Back at home, we lived about half a mile from two different parks, so every so often I’d hear the music from the truck. Faintly I could hear the strains when playing in the backyard, but by the time we ran in the house, asked for money, jumped on bikes, and biked there, the truck was nowhere to be found. To this day I don’t know if we guessed the wrong direction, or we just weren’t fast enough.

Eventually we just gave up. The ice cream man music became a taunt. I felt bitter every time I heard his siren call. Very bitter.

So now I live in a relatively dense suburb of Oakland. Several ice cream trucks have us directly on their route; but I am taking no chances. I’ll be sitting at home or in the backyard, reading comics or surfing. Suddenly I perk up – the sound, the sound!! I’ll run into the house, grab my wallet, and throw on sunglasses and driving gloves. I jump in my black sportscar and floor it, tearing around the streets.

I search for the truck with a feverish intensity. Every few intersections I silence the motor and listen intently with the windows rolled down, triangulating on the sound of the ice cream man. The streets are laid out like sort of a maze, so it takes them a while to get out. Once I’ve figured out what street the truck is on, I gun it to intercept. A couple of times I have stopped my car directly in front of the truck so he cannot escape. I jump out of the car brandishing a wad of cash and demand an ice cream sandwich from the petrified driver. Sometimes Diane goes with me; bonus points if we are both wearing all black.

Overcompensation. I has it.

But I’d still follow Superman. He is the only one you can trust.

Late Easter gloom

You know those Easter Eggs that look exactly like a real bird egg?  I saw one on the ground today while walking to work.  Sort of late for Easter, it must have been part of a leftover stash.
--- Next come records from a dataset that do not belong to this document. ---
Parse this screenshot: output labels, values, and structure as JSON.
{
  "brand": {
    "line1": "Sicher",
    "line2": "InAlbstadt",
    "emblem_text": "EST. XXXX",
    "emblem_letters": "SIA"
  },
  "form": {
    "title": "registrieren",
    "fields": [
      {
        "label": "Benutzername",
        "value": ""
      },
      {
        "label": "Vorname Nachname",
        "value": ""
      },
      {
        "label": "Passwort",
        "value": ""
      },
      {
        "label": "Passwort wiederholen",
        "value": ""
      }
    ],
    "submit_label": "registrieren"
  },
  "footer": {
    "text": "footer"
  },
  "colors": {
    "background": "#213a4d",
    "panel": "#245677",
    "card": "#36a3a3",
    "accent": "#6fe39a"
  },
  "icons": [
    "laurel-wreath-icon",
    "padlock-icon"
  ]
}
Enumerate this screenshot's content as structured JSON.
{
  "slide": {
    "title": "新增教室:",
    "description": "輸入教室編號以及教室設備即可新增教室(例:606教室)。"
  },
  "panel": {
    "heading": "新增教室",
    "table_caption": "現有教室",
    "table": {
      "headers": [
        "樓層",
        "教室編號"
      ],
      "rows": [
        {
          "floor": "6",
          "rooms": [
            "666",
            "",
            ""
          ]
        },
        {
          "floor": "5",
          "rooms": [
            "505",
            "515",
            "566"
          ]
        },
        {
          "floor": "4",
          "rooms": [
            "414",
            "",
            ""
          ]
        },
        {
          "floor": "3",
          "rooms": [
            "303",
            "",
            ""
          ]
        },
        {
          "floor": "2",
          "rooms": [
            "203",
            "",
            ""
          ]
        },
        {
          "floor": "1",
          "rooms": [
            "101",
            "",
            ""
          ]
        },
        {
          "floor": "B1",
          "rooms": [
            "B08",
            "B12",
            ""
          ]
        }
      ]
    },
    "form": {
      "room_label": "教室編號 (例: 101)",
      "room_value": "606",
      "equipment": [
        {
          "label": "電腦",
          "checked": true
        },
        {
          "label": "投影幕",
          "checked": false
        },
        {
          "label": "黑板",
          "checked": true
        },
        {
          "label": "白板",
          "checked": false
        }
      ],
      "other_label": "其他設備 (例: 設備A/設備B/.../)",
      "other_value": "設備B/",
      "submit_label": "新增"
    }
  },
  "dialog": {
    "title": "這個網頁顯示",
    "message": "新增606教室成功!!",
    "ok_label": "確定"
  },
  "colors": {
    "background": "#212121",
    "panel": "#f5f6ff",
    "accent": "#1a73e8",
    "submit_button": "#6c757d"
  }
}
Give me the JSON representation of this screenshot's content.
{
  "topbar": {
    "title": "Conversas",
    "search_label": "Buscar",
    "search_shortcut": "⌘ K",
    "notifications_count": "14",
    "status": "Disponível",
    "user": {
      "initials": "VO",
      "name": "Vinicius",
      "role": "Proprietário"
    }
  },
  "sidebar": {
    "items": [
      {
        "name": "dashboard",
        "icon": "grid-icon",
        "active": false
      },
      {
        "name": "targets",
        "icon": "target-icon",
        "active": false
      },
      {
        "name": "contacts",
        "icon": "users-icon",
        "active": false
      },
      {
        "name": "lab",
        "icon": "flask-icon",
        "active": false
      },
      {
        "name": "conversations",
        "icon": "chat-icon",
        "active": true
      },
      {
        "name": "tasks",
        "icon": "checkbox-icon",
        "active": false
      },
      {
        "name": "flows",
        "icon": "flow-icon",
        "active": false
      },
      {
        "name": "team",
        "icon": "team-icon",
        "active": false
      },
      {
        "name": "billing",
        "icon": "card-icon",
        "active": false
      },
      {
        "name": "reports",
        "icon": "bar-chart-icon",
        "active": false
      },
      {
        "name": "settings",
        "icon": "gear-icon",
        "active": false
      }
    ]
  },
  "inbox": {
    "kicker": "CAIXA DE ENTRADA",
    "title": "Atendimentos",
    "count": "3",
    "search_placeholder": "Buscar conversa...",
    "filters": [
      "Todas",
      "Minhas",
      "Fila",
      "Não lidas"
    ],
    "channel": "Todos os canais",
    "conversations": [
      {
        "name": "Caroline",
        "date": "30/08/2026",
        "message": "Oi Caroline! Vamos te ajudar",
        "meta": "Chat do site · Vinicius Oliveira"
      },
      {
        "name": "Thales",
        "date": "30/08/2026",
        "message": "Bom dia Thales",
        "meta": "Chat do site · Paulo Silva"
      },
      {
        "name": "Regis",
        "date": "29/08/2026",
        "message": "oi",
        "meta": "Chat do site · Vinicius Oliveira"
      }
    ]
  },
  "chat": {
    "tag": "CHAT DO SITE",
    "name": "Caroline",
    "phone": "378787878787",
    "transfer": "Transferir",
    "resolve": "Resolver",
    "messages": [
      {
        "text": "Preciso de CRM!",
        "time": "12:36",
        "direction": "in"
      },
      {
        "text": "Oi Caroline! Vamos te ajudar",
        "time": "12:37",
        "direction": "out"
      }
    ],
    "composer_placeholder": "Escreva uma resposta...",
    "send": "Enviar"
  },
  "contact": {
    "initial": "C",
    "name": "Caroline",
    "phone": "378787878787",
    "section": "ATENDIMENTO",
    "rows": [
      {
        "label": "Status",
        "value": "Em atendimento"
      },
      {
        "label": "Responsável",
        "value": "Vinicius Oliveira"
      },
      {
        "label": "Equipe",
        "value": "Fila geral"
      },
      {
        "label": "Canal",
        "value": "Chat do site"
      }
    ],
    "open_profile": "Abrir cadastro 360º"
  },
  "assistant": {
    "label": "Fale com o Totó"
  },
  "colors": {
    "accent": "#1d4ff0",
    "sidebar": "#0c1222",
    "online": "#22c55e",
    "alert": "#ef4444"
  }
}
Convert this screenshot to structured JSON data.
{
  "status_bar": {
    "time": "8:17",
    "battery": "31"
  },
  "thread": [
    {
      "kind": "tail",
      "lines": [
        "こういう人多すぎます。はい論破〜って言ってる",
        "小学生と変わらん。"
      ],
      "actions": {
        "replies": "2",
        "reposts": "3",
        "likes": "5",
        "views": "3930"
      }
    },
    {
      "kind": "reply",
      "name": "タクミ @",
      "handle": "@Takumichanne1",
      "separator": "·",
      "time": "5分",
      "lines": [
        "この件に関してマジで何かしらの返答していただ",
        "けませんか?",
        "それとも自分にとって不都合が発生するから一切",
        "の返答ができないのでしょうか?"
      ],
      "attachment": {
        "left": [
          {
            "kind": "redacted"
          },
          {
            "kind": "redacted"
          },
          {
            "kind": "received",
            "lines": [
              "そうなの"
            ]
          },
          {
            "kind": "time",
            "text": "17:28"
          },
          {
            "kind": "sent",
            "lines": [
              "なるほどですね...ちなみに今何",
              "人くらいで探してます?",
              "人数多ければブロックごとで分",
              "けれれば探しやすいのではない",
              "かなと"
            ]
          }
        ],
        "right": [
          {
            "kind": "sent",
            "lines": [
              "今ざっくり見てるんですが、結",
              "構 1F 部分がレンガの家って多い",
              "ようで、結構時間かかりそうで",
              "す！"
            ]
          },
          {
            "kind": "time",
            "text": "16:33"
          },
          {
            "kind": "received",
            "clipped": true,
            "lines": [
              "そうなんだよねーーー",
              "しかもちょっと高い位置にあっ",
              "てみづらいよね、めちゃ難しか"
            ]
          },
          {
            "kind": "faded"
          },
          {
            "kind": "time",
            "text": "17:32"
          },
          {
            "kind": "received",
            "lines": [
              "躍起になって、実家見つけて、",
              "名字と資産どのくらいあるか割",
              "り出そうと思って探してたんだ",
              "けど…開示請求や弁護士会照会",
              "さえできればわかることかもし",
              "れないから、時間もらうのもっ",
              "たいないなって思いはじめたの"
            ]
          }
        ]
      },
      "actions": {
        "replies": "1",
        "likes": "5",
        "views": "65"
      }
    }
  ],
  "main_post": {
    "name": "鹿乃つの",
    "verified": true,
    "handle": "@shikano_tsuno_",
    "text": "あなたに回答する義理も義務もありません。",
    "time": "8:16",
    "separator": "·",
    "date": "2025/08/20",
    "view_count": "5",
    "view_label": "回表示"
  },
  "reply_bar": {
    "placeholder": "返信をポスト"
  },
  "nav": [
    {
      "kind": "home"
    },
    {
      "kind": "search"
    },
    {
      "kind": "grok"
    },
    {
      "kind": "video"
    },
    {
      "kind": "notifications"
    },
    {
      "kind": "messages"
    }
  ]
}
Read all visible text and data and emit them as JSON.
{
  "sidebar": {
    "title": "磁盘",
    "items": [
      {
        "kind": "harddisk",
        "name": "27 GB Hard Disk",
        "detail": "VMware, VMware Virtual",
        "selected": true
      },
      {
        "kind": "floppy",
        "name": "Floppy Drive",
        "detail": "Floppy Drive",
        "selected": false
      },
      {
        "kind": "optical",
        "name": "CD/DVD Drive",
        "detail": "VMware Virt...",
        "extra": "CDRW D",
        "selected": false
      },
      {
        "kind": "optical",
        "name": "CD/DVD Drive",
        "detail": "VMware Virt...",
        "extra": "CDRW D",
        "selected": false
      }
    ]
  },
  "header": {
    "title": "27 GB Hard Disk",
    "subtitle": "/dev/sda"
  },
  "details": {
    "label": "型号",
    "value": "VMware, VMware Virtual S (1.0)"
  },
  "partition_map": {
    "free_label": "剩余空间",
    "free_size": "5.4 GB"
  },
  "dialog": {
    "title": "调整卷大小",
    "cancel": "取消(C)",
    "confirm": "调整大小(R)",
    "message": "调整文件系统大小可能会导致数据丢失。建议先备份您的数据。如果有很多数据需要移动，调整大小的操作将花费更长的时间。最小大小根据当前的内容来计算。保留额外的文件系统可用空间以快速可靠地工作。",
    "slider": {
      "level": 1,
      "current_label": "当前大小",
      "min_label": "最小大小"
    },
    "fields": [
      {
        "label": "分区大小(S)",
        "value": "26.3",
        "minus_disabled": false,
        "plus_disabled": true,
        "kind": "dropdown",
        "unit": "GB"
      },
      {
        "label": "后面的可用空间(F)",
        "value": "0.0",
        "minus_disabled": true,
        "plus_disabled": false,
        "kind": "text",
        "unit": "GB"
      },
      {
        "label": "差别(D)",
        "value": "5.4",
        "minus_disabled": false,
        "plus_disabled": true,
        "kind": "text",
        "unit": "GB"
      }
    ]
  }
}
I have a terrible sweet tooth, and I would consider eating candy I find on the ground.  I picked the egg up, and squeezed it a little to see what kind it was.  But it turned out it was a real egg.  It cracked in my hands and made a mess; I killed a unborn baby chick.  That sucks; I felt bad about that.  Namu Amida butsu.

Although, not to rationalize or anything, but who lays an egg on the ground, not even in a nest?  How did it get there?  There weren’t even any trees around.  Maybe a pigeon?  They lay eggs in stupid places I hear.  Unless “mom” intended to sit on it in the middle of an open dirt pile totally unprotected from cats or the elements, I’m thinking junior was pretty much doomed.

Still a bummer though.